A Master's by Research (MSc) allows you to undertake a one year (full-time) research degree. It contains little or no formal taught component. This type of study gives you the chance to explore a research topic over a shorter time than a more in-depth doctoral programme.
Research Master's students choose a specific project to work on and have a greater degree of independence in their work than is the case with a taught Master's course.
You'll be expected to work to an approved programme which you will develop in conjunction with your supervisor within the first few months of starting your studies.
Whilst undertaking the research project you will also have the opportunity to develop your research skills by taking part in training courses and events. The approved programme of training and research combines advanced study, research methodology and a substantial research project, or series of research projects in a chosen field.

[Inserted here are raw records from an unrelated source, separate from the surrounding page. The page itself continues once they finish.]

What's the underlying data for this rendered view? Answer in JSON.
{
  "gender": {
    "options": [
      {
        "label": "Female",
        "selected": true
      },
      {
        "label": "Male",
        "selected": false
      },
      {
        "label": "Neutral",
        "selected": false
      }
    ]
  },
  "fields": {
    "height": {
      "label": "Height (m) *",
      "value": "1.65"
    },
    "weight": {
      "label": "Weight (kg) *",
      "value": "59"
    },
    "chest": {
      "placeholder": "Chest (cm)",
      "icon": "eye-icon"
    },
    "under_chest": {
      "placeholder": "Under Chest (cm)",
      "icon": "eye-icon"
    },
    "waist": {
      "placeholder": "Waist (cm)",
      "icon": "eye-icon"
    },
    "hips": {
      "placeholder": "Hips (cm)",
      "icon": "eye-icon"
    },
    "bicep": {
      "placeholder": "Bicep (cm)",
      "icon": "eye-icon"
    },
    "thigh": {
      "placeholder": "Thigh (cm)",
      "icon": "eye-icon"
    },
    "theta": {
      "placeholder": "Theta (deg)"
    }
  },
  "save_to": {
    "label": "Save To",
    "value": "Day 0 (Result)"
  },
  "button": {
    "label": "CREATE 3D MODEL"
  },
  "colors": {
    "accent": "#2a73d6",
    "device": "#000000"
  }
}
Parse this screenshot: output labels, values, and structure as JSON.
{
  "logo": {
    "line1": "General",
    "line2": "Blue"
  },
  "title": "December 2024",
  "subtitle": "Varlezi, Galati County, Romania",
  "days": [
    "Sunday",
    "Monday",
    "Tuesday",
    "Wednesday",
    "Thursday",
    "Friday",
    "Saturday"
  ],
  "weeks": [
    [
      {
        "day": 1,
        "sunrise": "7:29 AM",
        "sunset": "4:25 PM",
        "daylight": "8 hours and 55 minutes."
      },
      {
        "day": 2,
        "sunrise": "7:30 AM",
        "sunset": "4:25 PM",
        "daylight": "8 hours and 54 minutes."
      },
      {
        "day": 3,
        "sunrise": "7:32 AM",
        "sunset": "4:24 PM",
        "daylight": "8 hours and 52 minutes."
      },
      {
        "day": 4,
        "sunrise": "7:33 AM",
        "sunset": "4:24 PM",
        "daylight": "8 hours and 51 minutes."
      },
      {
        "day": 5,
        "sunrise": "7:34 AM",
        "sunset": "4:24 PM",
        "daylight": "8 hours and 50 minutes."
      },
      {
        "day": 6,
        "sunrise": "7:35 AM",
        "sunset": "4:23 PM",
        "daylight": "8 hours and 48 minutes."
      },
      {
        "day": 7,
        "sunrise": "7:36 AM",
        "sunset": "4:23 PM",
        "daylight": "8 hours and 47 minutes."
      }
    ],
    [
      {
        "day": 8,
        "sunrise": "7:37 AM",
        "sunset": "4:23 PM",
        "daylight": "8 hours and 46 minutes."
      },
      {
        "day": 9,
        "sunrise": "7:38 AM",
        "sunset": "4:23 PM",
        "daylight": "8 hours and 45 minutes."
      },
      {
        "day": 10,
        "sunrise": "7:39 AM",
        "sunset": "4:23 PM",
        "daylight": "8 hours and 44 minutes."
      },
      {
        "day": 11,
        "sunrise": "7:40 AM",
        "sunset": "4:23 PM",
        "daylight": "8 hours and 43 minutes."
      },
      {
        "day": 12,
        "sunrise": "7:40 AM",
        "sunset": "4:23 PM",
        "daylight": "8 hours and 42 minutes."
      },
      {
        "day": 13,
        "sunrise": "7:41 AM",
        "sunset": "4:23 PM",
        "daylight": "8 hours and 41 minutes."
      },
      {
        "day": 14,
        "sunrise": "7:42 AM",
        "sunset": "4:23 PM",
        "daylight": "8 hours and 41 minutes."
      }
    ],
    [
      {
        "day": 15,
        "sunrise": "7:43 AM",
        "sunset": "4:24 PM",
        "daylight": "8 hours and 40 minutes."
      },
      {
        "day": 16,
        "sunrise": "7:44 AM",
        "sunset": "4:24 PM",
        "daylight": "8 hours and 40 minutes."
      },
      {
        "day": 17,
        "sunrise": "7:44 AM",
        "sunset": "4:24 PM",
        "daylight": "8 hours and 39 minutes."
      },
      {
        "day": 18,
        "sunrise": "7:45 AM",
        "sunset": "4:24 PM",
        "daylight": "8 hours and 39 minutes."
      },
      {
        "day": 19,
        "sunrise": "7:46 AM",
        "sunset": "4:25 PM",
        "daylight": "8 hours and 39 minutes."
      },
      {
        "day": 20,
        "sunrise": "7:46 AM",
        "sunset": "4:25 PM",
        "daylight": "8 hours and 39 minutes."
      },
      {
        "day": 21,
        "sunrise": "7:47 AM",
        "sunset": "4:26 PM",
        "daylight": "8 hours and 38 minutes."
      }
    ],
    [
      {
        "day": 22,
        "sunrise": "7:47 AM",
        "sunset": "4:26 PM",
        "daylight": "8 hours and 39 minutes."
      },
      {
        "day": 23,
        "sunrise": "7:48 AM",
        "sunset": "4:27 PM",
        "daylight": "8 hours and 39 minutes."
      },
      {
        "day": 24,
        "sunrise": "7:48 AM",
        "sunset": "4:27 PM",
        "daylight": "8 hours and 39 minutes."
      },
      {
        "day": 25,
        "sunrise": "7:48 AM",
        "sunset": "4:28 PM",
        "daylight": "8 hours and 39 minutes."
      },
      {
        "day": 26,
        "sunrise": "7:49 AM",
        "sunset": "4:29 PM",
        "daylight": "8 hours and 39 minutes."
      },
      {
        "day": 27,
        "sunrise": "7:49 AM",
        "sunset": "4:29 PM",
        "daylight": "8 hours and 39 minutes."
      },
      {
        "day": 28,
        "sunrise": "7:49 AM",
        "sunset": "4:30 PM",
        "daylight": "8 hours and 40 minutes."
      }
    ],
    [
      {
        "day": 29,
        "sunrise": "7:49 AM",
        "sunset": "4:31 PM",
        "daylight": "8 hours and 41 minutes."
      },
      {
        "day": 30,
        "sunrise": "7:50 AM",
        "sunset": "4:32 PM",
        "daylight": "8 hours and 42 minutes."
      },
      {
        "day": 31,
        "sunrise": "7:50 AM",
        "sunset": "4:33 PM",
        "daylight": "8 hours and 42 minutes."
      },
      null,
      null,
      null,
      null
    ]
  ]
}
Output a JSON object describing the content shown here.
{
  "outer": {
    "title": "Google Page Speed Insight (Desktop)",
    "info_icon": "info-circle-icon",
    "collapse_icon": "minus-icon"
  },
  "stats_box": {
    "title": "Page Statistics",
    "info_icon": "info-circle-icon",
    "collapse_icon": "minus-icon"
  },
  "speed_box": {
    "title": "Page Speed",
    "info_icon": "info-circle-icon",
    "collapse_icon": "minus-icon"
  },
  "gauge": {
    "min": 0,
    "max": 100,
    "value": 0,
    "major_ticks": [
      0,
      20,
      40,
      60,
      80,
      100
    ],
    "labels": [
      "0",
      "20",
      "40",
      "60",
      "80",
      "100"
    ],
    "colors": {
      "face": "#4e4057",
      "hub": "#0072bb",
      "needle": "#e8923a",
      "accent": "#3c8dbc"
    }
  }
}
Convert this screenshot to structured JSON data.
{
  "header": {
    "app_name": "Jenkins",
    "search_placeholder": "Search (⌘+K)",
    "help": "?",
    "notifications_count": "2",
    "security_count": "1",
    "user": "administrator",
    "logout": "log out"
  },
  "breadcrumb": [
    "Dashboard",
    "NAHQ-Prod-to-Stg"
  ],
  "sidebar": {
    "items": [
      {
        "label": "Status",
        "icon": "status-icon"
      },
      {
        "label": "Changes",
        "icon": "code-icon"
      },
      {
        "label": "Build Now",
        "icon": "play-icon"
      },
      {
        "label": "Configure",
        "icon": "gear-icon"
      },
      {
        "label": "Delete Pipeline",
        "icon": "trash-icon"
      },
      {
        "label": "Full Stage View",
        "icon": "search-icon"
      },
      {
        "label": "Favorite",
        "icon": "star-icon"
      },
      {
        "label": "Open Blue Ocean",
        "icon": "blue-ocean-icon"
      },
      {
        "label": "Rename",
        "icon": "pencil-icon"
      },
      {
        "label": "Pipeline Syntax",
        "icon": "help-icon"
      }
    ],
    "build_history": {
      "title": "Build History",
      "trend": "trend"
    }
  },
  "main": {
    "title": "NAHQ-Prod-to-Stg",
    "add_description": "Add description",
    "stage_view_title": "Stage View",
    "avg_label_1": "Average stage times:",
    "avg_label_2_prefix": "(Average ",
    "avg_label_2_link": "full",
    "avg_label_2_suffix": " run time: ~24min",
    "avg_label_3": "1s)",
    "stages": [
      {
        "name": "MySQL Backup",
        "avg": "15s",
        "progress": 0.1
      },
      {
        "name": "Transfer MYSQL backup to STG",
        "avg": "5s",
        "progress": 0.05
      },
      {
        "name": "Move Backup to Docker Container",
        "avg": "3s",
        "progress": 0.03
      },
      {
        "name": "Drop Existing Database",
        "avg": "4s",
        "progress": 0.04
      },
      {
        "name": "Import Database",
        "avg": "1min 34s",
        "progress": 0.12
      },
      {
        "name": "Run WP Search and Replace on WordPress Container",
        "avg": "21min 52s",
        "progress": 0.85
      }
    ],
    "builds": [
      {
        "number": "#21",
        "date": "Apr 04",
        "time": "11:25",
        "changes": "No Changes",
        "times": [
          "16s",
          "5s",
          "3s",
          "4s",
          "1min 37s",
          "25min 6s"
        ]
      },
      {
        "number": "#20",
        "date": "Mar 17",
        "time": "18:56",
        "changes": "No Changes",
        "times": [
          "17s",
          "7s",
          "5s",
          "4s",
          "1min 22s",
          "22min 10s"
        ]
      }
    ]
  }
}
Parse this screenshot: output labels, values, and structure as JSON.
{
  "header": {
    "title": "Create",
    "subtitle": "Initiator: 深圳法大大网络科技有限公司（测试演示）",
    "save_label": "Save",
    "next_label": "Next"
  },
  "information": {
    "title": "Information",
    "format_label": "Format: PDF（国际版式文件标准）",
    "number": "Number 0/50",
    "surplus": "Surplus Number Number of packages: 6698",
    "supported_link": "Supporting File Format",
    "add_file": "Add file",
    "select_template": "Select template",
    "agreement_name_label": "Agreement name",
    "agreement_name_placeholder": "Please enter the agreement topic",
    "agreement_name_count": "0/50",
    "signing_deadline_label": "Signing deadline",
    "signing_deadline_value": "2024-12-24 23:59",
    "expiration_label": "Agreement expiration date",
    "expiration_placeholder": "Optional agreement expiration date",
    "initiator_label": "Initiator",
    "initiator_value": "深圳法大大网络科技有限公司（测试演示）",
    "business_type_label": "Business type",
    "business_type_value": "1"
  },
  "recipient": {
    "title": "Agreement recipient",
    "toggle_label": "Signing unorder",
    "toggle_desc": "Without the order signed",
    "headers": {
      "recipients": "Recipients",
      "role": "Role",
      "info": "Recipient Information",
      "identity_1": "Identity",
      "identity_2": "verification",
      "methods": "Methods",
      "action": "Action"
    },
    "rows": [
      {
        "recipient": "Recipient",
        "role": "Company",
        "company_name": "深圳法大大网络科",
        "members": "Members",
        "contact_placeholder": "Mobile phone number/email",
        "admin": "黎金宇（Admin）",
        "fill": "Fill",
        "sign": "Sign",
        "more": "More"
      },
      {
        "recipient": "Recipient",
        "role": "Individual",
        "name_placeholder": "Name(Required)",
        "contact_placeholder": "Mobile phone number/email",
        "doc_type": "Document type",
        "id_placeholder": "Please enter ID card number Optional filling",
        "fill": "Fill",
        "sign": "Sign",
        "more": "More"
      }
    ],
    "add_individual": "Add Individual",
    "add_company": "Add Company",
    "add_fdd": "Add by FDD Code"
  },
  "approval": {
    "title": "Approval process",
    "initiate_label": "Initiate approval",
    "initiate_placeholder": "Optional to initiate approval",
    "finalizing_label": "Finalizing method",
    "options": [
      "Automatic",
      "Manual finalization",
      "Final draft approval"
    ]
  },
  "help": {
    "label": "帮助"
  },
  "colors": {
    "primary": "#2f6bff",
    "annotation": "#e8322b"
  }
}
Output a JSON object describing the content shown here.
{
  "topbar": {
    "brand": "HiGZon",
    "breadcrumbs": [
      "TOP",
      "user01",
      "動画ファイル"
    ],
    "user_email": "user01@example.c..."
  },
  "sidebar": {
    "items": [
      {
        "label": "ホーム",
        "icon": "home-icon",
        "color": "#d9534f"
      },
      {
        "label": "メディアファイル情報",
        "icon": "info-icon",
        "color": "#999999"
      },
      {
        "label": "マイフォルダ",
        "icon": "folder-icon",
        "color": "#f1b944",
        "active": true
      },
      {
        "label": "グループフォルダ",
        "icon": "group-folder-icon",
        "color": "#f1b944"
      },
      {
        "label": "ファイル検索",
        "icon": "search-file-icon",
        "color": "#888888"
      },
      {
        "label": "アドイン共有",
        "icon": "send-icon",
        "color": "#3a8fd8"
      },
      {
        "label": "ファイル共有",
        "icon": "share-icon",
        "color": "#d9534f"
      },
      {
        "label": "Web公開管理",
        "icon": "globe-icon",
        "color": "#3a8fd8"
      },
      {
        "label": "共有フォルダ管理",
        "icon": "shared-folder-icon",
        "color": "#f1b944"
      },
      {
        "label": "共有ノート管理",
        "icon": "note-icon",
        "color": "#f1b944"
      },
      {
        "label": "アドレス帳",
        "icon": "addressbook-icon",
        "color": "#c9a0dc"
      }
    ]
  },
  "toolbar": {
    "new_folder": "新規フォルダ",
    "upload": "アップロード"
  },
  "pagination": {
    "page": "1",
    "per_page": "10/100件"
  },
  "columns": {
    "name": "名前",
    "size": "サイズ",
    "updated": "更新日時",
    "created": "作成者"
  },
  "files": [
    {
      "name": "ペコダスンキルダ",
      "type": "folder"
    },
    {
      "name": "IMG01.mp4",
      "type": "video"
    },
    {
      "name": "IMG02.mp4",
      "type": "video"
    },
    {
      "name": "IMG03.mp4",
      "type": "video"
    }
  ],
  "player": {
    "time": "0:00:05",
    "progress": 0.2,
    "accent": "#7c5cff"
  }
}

You will be appointed a main supervisor who will normally be part of a supervisory team, comprising up to three members to advise and support you on your project.
At the end of the project you write up your findings in the form of a short thesis not normally exceeding 25,000 words (excluding ancillary data), which will then be examined.
On successful completion, you will be awarded your degree and if you have enjoyed this taste of research you may then decide to apply for the full research doctoral degree (PhD).
Computing has a vibrant and rapidly growing research community with expertise in diverse areas, for example visualisation, information and systems engineering, and intelligent systems.
Our aim is to research and develop new methods and technology in computer science that will have a real impact on global grand challenges in areas such as transport, health, security and energy.
There is a wide range of topics which can be researched, including the following research areas:
• Artificial intelligence: planning, autonomous systems, knowledge representation and reasoning
• Information systems: Web-based information systems, semantic web, big data
• Human-Computer Interaction: visualisation, computer games
In the past, research has been conducted in collaboration with prestigious national and international partners from academia (e.g. Oxford, UCL, Bristol, Newcastle, Stanford, Bologna, VU Amsterdam, Vienna) and industry (e.g. British Telecom, IBM, Schlumberger).
You are advised to take time to investigate the University's website to find out more details about the research we conduct. Please visit the Research section of the website to take a look at the information there.
To find out about the staff in this subject area please visit the subject area page, or alternatively, to look at profiles of any of our academic staff, you can visit our academic staff profile page.